Capistrano, makes deployment of code easy. If you need to do a number of additional steps as well, then the fact that they can be scripted and run automatically is a huge win.
If you’ve only got a single machine (or maybe two), then you could certainly write your own quite simple, and entirely workable system – I described something just like this in a previous post: “SVN checkouts vs exports for live versions”. That was written and used before I was deploying to multiple machines however – and had to be run from the command line of the machine itself. It was OK even when I had a couple of machines to deploy – I just opened an SSH to both, and ran the command on them both at the same time. When I attended the London Devops roundtable on Deployment I even advocated for that as a valid deployment mechanism. But, at the same time, as I was saying that (and it’s in the video), I was also writing Chef cookbooks and a Capistrano script to be able to build, and then deploy code to at least four different machines at once.
A number of people have already written about how to setup Capistrano to deploy PHP scripts. I’ll not repeat their work, instead I’ll just tell you some of the problems you might come across afterwards.
cap shell is a wonderful thing, until it bites you
The Capistrano shell will let you run a simple command or an internal task on one, or as many machines as you want. This can be useful when you are trying things out – and if you are in anyway unsure where a command can be run – you can practice it, just do:
cap> with web uptime
cap> on host.example.com uptime
Those two commands just show how long a machine has been up, and the current load average. Easy, and safe, but as they run, they show the list of machines they succeed on.
There are some other useful commands you can try:
## show the currently live REVISION file on each machine
cap> cat /mnt/html/deployed/current/REVISION
## This file is created as each new/updated checkout is done.
## change your path to the ./current/ path as appropriate
Since you should be deploying the same codebase to all your live machines at a time (or staging, or qa/test), the versions (or git sha1’s) should be the same as well.
Finally, in the ‘useful’ list is
cap deploy:cleanup – this will remove old deployments. Keeping a few around are useful, but they can take up a lot of space. As
cap --explain deploy:cleanup says:
Clean up old releases. By default, the last 5 releases are kept on each server (though you can change this with the keep_releases variable). All other deployed revisions are removed from the servers. By default, this will use sudo to clean up the old releases, but if sudo is not available for your environment, set the :use_sudo variable to false instead.
If you want to change the default to something other than 5, that can be set with the line “
set :keep_releases, 10” in deploy.rb.
A few gotcha’s
When cap shell checks the source repo version
I’ve found that the latest version available in the main source code repository is only apparently checked when the Capistrano shell is first run.
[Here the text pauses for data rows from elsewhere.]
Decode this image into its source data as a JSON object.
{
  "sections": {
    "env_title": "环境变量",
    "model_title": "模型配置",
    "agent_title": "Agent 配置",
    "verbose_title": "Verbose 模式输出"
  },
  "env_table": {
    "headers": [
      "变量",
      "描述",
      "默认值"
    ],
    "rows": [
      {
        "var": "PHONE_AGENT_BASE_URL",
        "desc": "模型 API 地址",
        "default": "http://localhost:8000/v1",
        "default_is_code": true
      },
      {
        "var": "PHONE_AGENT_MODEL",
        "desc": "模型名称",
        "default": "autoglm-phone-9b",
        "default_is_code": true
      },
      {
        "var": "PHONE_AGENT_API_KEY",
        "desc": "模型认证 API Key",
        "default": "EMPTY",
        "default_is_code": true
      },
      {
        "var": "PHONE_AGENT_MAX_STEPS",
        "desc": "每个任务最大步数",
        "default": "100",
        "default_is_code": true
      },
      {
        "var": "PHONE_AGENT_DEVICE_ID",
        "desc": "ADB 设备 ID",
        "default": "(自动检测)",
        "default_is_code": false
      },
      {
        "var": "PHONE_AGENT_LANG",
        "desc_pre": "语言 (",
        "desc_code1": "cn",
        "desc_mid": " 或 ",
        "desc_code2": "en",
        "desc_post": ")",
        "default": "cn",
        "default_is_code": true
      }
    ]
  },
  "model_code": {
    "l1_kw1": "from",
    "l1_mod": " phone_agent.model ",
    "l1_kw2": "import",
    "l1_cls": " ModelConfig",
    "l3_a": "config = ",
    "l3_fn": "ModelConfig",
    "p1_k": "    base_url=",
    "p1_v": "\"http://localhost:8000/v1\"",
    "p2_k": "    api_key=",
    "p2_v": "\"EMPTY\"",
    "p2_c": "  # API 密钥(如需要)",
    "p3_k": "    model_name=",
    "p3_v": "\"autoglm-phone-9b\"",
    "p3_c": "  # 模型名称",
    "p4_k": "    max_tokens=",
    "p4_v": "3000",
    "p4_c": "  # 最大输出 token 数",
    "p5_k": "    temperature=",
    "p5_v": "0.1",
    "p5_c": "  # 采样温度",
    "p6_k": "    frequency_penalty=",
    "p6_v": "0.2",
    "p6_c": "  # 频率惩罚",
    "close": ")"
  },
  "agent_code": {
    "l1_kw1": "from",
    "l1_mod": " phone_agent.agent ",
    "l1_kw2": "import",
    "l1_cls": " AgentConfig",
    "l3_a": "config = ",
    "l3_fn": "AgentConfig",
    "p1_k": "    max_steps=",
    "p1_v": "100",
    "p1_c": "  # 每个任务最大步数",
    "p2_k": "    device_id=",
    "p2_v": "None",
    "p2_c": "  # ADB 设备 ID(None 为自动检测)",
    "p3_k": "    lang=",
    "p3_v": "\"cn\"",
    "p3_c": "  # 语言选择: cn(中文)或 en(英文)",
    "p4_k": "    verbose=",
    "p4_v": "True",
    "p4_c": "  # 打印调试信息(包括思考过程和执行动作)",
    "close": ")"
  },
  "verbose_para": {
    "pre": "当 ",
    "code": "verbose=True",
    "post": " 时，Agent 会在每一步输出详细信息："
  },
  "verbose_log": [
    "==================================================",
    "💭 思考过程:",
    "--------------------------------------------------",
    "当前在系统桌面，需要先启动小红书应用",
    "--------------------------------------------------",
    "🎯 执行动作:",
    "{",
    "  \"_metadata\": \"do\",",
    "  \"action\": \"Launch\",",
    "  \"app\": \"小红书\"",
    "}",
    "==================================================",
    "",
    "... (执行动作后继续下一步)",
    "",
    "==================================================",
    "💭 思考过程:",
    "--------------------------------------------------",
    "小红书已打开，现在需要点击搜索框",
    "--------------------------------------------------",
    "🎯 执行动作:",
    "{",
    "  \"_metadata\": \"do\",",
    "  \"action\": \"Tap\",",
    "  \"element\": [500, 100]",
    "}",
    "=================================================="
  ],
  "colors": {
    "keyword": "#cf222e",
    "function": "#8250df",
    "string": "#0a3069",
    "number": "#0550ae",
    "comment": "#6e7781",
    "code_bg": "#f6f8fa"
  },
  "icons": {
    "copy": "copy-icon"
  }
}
This can be useful if you want to check out to a limited set of machines, run a test and then check out to all the machines (you end up with the same version checked out in the same-named ‘releases/’ directory), but if you are sitting on the
cap> prompt in Capistrano shell and doing multiple
!deploy commands, you won’t get new versions of code that have been committed to the repository. Exit the shell, and re-run to solve this.
You checked out a new version, but you can’t see it
Be wary if you are logged into the machine, and sitting somewhere inside the ./current/ directory. Because of the symlink is being changed underneath you to a new directory that is being pointed to (the newest subdirectory in releases/), if you do not do a
cd . to refresh your location within the real directory tree, you will still be in an old copy of the code. The ‘cd’ makes sure you are in the latest place on disk, via the (now changed) symlink.
Capistrano has the ability to remove the currently live version, and change the ‘current’ symlink to the previous location. Should the worst happen, and a website deployment fail, this can help, if ‘rolling forward’, with a fast-fix, check-in and redeploy may not be easily possible.
# to roll back to a previous deployment:
If you have rolled back the webservers (php/app servers) you will have to restart php-fpm (or maybe Apache) on the servers, as they do not necessarily pick up the (old) versions of code that is being run now. The same would also be true if you have set APC to cache the byte-code and not look at the time-stamp of files in case they change. I’ve found that PHP-FPM also has this issue.